Records from a data source:

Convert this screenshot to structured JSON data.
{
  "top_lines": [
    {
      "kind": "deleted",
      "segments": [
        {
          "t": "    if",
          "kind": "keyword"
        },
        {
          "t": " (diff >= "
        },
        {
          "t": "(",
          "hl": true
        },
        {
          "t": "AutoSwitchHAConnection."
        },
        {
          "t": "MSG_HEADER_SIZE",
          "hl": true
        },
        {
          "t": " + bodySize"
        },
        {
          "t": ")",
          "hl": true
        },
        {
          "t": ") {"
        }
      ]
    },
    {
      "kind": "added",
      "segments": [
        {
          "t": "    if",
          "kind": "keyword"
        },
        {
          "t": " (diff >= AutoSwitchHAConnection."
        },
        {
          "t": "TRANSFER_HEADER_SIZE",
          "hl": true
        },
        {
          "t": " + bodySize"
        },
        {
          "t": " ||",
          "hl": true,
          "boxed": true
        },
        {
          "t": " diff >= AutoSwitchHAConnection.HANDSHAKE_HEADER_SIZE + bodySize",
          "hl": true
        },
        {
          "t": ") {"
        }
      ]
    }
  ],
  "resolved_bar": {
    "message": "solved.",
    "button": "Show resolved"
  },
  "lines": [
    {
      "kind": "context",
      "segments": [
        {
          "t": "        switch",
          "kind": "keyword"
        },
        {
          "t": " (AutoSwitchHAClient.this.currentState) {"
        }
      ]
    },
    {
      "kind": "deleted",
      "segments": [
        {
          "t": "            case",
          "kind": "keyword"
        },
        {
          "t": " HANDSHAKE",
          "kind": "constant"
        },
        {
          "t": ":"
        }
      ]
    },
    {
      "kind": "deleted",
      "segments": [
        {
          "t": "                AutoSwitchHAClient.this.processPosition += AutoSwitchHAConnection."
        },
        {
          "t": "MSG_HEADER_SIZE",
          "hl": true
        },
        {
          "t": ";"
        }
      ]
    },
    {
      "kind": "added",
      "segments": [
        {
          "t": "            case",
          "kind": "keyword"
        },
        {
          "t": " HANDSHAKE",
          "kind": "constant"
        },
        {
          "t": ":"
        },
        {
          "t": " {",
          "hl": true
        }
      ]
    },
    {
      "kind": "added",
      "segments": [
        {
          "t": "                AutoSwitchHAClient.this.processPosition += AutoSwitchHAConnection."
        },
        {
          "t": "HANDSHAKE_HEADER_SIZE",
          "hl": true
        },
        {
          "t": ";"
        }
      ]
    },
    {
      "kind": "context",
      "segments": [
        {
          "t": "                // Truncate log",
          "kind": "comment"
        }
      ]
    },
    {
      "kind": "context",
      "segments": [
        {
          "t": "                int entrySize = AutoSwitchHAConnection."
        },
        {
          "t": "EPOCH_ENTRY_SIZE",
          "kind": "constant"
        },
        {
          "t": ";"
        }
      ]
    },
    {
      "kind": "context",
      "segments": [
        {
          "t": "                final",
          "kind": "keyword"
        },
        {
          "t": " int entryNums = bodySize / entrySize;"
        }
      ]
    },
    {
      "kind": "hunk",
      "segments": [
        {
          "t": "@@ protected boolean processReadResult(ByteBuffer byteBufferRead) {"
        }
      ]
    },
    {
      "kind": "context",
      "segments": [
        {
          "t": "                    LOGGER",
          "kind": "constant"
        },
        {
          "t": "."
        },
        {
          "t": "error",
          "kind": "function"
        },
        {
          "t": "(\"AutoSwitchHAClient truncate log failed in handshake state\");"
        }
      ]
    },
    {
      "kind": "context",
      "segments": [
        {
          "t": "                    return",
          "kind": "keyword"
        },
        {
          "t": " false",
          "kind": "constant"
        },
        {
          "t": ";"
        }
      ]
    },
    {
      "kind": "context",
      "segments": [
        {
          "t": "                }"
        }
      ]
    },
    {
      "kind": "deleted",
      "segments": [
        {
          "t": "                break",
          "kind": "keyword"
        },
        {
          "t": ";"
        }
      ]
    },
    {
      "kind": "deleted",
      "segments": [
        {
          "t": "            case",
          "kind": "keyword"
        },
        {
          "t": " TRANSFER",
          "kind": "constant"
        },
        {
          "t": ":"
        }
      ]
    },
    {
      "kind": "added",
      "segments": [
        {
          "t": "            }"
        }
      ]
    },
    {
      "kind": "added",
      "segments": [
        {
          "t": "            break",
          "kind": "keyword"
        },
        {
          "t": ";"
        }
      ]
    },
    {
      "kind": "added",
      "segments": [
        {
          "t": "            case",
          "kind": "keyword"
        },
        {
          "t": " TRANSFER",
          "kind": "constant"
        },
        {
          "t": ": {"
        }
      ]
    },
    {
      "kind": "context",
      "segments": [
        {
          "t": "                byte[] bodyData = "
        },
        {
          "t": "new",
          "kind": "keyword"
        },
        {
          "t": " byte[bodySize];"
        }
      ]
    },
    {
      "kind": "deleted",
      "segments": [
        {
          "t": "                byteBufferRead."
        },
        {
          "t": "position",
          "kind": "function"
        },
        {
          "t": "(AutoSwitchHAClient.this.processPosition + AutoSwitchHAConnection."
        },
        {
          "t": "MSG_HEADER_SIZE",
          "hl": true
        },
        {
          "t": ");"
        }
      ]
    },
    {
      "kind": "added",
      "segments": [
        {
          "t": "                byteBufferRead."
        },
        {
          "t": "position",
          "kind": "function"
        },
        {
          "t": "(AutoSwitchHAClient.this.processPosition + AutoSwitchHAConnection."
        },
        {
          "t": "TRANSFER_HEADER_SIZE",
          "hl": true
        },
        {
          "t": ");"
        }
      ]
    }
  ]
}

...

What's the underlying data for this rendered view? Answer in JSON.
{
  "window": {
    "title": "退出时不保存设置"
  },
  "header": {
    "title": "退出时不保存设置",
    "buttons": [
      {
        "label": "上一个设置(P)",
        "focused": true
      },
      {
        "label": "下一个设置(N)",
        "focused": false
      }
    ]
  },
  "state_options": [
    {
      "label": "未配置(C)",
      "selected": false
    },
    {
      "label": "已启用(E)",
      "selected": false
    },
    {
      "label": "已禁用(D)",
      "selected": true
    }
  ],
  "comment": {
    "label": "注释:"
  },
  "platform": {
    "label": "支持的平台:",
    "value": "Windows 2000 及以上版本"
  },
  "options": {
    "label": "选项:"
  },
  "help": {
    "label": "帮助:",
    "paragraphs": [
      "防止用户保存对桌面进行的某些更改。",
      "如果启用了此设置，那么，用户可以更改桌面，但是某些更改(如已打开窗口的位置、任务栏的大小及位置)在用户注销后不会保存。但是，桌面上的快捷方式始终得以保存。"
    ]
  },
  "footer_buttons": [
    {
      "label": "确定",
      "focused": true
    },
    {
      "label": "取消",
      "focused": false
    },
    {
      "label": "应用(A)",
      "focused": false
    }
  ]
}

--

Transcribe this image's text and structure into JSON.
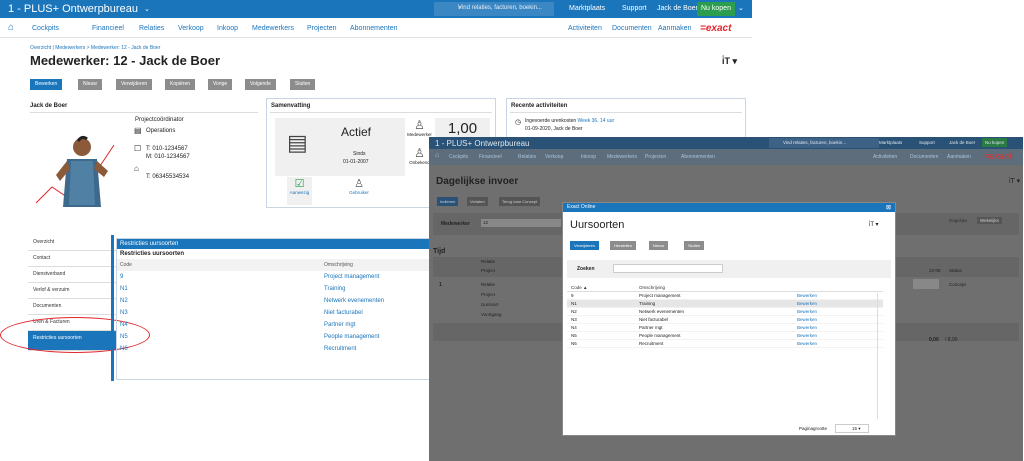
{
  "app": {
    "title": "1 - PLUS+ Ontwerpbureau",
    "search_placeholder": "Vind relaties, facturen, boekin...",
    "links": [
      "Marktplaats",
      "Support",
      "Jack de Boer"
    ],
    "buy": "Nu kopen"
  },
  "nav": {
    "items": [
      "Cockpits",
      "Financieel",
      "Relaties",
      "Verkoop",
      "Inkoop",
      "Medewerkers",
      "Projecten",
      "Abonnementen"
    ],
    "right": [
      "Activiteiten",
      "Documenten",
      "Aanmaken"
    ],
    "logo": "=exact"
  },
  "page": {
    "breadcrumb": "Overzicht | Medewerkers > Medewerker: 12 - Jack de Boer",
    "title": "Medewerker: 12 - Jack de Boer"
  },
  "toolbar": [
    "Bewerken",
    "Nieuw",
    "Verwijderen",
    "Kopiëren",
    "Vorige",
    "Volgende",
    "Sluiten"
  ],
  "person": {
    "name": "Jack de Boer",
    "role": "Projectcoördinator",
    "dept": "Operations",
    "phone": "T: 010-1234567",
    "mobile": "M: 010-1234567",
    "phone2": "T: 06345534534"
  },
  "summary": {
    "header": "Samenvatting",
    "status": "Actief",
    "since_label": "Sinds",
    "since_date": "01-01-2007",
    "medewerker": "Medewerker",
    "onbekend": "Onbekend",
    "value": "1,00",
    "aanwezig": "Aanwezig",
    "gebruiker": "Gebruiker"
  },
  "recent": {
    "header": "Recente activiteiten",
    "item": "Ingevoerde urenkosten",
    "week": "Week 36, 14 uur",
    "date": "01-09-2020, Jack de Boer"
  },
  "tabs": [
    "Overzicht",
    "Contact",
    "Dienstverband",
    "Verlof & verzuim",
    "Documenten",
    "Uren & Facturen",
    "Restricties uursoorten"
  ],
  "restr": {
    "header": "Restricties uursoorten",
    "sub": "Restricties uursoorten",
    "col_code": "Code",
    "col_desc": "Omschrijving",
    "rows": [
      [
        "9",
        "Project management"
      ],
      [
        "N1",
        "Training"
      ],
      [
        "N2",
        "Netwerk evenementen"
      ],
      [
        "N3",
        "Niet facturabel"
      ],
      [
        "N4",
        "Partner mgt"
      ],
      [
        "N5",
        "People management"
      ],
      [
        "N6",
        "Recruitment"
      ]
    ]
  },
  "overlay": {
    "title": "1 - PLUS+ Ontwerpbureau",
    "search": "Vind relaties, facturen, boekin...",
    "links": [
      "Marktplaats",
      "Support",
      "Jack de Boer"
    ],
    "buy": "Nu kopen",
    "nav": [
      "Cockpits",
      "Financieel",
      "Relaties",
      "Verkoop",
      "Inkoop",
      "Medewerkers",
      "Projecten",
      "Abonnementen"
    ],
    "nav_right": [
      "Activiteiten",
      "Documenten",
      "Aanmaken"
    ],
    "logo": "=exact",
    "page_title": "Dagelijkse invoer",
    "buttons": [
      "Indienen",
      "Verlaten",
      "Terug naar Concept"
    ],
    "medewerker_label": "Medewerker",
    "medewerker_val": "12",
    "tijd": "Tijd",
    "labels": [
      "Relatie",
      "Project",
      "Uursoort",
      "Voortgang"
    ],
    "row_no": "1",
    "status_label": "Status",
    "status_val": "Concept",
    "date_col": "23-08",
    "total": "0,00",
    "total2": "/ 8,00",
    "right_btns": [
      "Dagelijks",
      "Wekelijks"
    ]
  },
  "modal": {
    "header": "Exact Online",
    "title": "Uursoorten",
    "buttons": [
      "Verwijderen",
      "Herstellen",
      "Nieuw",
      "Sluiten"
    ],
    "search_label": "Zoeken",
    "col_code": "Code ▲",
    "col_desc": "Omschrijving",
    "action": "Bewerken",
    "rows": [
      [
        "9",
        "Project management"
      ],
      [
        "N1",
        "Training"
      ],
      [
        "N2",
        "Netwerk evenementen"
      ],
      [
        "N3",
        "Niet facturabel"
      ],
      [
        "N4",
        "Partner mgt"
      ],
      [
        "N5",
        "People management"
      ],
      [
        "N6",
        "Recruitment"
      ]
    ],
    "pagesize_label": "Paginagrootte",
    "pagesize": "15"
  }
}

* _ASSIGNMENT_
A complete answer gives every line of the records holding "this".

* _TASK OUTPUT_
Convert this screenshot to structured JSON data.
          "t": " (AutoSwitchHAClient.this.currentState) {"
          "t": "                AutoSwitchHAClient.this.processPosition += AutoSwitchHAConnection."
          "t": "                AutoSwitchHAClient.this.processPosition += AutoSwitchHAConnection."
          "t": "(AutoSwitchHAClient.this.processPosition + AutoSwitchHAConnection."
          "t": "(AutoSwitchHAClient.this.processPosition + AutoSwitchHAConnection."
What's the underlying data for this rendered view? Answer in JSON.
Transcribe this image's text and structure into JSON.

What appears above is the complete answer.